### INPUT MATERIAL
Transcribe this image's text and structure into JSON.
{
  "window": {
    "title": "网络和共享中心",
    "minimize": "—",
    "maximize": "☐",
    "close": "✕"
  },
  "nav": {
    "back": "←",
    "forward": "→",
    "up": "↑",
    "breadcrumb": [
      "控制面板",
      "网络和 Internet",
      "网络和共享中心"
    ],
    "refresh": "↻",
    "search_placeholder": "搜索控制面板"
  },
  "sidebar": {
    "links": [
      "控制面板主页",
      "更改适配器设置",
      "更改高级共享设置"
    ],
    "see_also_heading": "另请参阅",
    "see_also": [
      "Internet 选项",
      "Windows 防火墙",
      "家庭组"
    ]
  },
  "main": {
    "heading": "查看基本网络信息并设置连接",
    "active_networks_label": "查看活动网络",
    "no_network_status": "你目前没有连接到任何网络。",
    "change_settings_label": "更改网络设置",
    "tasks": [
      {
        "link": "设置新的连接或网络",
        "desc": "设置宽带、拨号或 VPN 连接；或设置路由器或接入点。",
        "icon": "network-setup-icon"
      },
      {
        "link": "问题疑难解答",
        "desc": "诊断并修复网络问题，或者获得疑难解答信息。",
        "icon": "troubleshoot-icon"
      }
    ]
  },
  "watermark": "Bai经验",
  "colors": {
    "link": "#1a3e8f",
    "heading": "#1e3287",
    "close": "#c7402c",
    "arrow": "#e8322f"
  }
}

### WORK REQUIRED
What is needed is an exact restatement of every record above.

### TASK ANSWER
Transcribe this image's text and structure into JSON.
{
  "window": {
    "title": "网络和共享中心",
    "minimize": "—",
    "maximize": "☐",
    "close": "✕"
  },
  "nav": {
    "back": "←",
    "forward": "→",
    "up": "↑",
    "breadcrumb": [
      "控制面板",
      "网络和 Internet",
      "网络和共享中心"
    ],
    "refresh": "↻",
    "search_placeholder": "搜索控制面板"
  },
  "sidebar": {
    "links": [
      "控制面板主页",
      "更改适配器设置",
      "更改高级共享设置"
    ],
    "see_also_heading": "另请参阅",
    "see_also": [
      "Internet 选项",
      "Windows 防火墙",
      "家庭组"
    ]
  },
  "main": {
    "heading": "查看基本网络信息并设置连接",
    "active_networks_label": "查看活动网络",
    "no_network_status": "你目前没有连接到任何网络。",
    "change_settings_label": "更改网络设置",
    "tasks": [
      {
        "link": "设置新的连接或网络",
        "desc": "设置宽带、拨号或 VPN 连接；或设置路由器或接入点。",
        "icon": "network-setup-icon"
      },
      {
        "link": "问题疑难解答",
        "desc": "诊断并修复网络问题，或者获得疑难解答信息。",
        "icon": "troubleshoot-icon"
      }
    ]
  },
  "watermark": "Bai经验",
  "colors": {
    "link": "#1a3e8f",
    "heading": "#1e3287",
    "close": "#c7402c",
    "arrow": "#e8322f"
  }
}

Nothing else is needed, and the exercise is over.